On the other hand there's the too little too late school of thought. Gary Croft spent three and a half years at Town making opposition forwards look silly. Andy Tillson learned the game at the grass roots: the Conference with Kettering, and the third and fourth divisions with us. If he made a mistake, there was a fair chance that the opposition wouldn't take full advantage. Like Oster, Tillson had a promising start at QPR and at first supporters forgave his occasional lapses in the expectation that he'd learn from them. Apparently, he didn't. Both ball-playing defenders, perhaps the indulgences Tillson and Croft could afford for Town were too ingrained to overcome when they came up against better opponents.
What about bad management? Andy Tillson was signed by Don Howe as a sweeper. In the close season, Gerry Francis replaced Howe and decided he didn't need a sweeper - but Tillson had played in a back four often enough to compete for a place. When Blackburn signed Croft, Graeme le Saux had a broken leg. Still they didn't play him. He had a year to lose confidence and fitness and find some bad habits - but Liverpool at their best used to treat their lower-league signings in just the same way. Most bizarre is the treatment of Shaun Cunnington. Can you imagine him taking Gary Childs' place on the right wing? Terry Butcher obviously could, because that's where he played him.
Perhaps it's a case of unrealistic expectations. This cuts both ways. Perhaps we set our sights too high as our favourite sons departed. Perhaps everyone underestimated the jump between Football League and Premiership. Shaun Cunnington only joined another second-flight side, but with the burden of a hefty price tag. A Sing When We're Fishing contributor once likened Cunnington to contemporary England international Geoff Thomas (meaning Cunnington was that good, not Thomas was that bad, before you ask); Sunderland's assistant manager chose to heap on the pressure, saying he was better than David Platt.
This is as close as you can get to the one-size-fits-all explanation. Follow the career of any player closely and you suddenly realise how much luck, good or bad, is involved, but they all depend on individual judgements. Perhaps Croft would have made it if he'd been sold sooner, but Oster could have benefited from a season or two longer in the Football League.
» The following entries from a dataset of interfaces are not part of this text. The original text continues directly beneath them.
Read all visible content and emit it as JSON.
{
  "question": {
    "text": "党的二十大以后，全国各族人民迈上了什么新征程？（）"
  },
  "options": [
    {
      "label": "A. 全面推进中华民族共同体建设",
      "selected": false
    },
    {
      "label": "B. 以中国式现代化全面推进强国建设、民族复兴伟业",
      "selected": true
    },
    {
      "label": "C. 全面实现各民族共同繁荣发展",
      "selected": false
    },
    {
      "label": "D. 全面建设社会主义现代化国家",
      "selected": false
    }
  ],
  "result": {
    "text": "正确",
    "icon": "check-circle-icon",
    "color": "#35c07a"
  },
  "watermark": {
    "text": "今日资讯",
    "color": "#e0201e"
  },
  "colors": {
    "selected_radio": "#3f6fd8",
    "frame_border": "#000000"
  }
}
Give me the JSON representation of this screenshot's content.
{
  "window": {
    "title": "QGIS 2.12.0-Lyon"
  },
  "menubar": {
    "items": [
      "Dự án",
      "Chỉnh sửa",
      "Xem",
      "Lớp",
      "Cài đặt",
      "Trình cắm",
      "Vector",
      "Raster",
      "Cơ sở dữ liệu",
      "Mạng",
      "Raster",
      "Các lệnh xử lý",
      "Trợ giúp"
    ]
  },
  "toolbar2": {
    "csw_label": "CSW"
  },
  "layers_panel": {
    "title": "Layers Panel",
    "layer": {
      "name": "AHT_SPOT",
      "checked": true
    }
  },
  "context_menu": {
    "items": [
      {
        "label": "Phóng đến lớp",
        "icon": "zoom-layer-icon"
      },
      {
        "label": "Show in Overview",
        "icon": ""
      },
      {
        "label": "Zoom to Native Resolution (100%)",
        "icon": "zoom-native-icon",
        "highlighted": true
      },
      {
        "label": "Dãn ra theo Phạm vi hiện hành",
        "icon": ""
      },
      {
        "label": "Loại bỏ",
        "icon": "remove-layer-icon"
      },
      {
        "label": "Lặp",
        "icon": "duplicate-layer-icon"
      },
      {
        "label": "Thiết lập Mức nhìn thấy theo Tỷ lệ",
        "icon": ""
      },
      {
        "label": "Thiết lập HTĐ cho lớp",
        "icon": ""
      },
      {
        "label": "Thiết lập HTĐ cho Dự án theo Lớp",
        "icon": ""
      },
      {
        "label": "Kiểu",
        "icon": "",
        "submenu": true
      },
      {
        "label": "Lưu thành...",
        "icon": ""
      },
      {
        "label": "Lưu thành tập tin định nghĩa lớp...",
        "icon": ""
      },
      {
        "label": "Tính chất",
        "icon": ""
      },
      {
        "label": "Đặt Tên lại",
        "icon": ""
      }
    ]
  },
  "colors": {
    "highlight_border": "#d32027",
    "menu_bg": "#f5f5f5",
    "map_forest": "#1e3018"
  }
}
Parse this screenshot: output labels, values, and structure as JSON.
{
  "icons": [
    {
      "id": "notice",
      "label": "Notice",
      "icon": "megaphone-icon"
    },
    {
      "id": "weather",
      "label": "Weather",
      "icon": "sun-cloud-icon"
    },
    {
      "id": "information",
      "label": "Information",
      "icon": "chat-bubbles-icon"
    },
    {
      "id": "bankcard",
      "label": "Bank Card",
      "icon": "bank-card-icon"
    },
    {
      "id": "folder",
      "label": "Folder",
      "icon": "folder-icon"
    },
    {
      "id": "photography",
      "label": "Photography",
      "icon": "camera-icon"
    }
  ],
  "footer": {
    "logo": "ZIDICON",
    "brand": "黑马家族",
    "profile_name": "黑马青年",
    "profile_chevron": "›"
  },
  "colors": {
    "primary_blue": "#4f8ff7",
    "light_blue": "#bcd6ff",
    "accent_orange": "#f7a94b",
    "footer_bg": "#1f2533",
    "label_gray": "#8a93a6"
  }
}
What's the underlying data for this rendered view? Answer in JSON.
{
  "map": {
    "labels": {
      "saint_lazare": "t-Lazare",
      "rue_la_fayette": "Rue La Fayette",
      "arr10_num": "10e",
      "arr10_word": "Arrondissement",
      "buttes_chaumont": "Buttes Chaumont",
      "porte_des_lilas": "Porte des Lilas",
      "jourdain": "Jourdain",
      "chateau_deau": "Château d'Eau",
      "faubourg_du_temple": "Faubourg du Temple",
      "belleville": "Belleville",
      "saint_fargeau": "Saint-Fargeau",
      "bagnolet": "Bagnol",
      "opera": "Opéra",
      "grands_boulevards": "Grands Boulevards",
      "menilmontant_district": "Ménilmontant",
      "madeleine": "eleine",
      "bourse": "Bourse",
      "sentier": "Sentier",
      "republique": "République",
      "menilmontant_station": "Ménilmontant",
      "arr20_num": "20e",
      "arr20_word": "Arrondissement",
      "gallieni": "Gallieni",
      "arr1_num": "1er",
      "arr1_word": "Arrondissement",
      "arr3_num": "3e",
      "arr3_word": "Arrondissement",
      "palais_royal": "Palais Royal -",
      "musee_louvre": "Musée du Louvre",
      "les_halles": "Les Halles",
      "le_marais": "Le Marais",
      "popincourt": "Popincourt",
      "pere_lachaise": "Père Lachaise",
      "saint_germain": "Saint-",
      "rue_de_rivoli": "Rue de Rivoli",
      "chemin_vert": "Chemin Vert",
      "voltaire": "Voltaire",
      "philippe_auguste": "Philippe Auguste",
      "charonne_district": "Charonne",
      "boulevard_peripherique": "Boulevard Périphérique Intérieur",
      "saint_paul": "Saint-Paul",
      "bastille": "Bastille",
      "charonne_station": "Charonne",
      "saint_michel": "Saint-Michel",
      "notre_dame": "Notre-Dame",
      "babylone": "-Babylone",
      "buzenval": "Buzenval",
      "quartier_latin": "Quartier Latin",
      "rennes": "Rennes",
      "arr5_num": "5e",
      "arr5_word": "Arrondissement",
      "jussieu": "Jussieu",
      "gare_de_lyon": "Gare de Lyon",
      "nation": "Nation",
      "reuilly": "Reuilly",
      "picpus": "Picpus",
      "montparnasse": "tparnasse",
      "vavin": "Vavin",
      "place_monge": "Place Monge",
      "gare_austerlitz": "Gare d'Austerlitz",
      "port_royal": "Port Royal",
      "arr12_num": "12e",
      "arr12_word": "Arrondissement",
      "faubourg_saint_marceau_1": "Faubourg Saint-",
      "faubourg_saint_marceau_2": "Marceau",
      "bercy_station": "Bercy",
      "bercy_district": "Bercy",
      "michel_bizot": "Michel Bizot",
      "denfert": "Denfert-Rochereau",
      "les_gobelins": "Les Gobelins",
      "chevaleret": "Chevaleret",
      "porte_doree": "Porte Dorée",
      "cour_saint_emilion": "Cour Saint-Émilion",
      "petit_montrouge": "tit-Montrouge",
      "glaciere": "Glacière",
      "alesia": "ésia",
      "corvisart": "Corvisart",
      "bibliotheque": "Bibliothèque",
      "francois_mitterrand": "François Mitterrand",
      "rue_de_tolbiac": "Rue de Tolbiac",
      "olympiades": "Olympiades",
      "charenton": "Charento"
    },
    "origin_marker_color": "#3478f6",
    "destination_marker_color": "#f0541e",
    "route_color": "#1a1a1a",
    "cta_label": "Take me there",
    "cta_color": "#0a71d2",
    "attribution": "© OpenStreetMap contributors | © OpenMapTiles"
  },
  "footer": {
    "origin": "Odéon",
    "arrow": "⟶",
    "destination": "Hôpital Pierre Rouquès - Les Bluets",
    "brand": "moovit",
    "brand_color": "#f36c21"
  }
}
He might have been seduced by the bright lights of Merseyside; Peter Handyside stayed, seduced by the dim lights of Humberside, but he too never had the career his talents demanded, denied a Wembley man of the match award because the adjudicator was a Scot scared of showing bias.
One thing you can say is that if a player is to go, then they should avoid that record fee. Danny Butterfield slipped down to London almost unnoticed, and certainly unmourned, yet played a key role in Palace's rise to the Premiership. Clive Mendonca is perhaps the only Town player who might feature in the best ever XIs of both us and another club. At the very least, they prove that despite the experience of the players who went for big bucks, the gap can be bridged between starring for Town - or even being the scapegoat for Town - and playing in the Premiership.
Has Pat's hammer hit Oster's nail on the head, or do you reckon he's missed something? Use the Cod Almighty feedback page to share your thoughts.